I guess we are going to keep doing this.
The media’s behavior when it comes to even possible COVID therapeutics has just been abhorrent. In the case of hydroxychloroquine, the nation endured over a year of hysteria claiming the drug was dangerous (including a now-debunked, scam study and a rant by Fox News’ Neil Cavuto). In the end, though, hydroxychloroquine was shown to have an effect when used early in infection. How many thousands of people died because patients and doctors were pushed into using an FDA-approved, safe drug that was in large supply?
Were any lessons learned from that ridiculous ordeal? Of course not, because now there’s ivermectin. The media have spent the last several weeks claiming the FDA-approved drug for human use is “horse dewormer” while trashing Joe Rogan for taking it as part of a COVID treatment plan.
Yesterday, I wrote on a viral claim involving ivermectin, spread by blue checkmarks across the left, that asserted an Oklahoma hospital was so overwhelmed with overdoses from the animal variant that they were turning away gun-shot victims. That turned out to be so false that the hospital changed its internet homepage with a correction of the disinformation, noting that they did not have a single patient admitted currently that had overdosed on ivermectin.
But as I said when I opened this article, we are apparently going to keep doing this. Another ivermectin hoax has now been exposed, this time over a widely spread claim that Mississippi’s poison control was deluged with ivermectin overdoses representing 70% of total calls.
Here’s the full correction per the Associated Press which was pushed out to SF Gate.
In an article published Aug. 23, 2021, about people taking livestock medicine to try to treat coronavirus, The Associated Press erroneously reported based on information provided by the Mississippi Department of Health that 70% of recent calls to the Mississippi Poison Control Center were from people who had ingested ivermectin to try to treat COVID-19. State Epidemiologist Dr. Paul Byers said Wednesday the number of calls to poison control about ivermectin was about 2%. He said of the calls that were about ivermectin, 70% were by people who had ingested the veterinary version of the medicine.

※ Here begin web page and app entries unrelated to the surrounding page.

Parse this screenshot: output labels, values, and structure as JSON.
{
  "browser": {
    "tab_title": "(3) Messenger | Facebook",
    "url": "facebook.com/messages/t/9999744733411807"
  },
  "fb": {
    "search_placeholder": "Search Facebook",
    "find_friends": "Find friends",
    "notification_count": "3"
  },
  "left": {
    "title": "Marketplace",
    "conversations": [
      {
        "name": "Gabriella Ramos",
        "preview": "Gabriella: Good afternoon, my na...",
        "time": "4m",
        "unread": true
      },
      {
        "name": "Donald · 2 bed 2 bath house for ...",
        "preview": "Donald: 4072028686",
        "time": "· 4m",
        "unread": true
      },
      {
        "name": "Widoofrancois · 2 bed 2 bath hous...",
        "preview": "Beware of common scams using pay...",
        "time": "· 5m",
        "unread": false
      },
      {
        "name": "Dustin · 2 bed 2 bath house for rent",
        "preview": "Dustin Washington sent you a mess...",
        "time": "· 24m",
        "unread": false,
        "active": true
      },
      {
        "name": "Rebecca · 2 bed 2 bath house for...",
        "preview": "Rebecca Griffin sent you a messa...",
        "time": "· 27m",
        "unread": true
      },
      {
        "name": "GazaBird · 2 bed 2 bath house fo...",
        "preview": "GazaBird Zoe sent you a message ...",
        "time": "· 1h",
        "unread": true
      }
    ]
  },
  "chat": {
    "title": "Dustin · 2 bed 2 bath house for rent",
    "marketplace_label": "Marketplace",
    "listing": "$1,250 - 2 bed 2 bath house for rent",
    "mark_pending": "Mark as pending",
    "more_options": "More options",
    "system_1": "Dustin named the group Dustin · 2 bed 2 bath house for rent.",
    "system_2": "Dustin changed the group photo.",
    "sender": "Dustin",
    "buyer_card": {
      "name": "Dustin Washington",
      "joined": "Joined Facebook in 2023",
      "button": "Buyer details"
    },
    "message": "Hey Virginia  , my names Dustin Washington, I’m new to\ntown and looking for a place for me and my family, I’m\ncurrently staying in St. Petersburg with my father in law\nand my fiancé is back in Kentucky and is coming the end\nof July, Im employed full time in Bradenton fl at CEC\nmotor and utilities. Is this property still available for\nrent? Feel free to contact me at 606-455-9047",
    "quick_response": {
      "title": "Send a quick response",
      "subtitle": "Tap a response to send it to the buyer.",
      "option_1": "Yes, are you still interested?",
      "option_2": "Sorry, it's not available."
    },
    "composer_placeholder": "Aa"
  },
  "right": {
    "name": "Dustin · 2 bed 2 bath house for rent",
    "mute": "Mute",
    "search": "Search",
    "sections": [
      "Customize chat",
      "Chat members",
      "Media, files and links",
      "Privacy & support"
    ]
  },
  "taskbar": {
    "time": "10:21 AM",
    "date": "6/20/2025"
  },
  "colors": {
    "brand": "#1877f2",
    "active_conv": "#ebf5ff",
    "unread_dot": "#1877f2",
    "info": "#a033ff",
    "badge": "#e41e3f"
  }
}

So instead of it being 70% of calls being about ivermectin, the actual number was…2%. And of that 2%, 70% of those calls were about the animal variant. In other words, instead of talking about possibly hundreds or thousands of animal variant ivermectin overdose calls, the number is actually infinitesimal, representing only 1.4% of calls.